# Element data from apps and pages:
________________________

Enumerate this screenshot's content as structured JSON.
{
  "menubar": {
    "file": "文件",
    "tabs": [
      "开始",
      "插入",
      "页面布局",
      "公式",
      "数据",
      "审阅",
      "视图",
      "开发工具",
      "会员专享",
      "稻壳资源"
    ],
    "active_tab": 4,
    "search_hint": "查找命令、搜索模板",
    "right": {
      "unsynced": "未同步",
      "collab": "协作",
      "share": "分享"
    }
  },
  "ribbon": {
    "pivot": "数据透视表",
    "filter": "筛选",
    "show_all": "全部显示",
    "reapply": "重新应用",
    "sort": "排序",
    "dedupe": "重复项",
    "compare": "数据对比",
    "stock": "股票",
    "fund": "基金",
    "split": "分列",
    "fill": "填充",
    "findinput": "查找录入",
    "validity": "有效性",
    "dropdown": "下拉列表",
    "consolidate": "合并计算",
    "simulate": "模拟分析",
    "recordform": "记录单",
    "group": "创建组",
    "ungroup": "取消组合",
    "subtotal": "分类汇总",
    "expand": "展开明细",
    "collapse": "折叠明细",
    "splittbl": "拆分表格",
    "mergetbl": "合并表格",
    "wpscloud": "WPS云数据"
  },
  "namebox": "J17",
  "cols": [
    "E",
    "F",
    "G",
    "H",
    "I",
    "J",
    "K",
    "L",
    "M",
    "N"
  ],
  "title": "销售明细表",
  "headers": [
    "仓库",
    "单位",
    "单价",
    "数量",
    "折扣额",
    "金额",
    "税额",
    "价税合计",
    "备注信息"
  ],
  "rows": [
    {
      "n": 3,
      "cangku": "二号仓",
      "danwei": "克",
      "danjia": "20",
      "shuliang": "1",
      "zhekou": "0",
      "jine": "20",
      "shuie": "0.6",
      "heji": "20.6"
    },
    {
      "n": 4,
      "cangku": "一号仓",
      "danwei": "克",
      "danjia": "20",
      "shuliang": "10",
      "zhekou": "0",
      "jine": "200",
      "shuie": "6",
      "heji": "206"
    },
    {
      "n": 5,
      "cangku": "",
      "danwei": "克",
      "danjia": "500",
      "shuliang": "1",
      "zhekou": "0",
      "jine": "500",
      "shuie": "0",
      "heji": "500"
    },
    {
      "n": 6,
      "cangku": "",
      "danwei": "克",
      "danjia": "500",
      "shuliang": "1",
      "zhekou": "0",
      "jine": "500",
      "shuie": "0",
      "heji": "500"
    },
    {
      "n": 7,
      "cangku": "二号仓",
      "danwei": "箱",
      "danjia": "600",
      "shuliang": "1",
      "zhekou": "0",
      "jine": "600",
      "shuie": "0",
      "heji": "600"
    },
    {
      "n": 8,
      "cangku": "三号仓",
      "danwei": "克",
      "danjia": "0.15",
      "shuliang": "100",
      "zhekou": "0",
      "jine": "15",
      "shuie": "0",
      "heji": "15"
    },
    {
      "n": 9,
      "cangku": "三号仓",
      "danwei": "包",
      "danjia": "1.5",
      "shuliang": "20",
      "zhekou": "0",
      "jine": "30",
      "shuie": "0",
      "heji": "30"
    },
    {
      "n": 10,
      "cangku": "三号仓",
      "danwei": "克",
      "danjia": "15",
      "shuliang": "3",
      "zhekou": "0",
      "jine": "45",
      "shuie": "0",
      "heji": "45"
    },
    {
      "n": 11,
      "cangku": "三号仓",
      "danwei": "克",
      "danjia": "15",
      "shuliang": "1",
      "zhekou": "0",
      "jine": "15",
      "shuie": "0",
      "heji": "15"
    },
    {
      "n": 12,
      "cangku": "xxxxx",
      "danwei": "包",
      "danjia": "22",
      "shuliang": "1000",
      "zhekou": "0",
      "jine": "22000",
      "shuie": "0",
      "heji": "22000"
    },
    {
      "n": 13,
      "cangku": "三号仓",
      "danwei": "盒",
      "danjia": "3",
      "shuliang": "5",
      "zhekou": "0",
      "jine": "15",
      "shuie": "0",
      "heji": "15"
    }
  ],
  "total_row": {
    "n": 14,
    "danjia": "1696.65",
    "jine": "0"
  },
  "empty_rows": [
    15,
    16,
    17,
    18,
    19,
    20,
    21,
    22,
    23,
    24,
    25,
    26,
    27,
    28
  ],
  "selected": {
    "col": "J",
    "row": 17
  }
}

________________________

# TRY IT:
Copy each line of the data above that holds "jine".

# RESULT OF THIS TASK:
      "jine": "20",
      "jine": "200",
      "jine": "500",
      "jine": "500",
      "jine": "600",
      "jine": "15",
      "jine": "30",
      "jine": "45",
      "jine": "15",
      "jine": "22000",
      "jine": "15",
    "jine": "0"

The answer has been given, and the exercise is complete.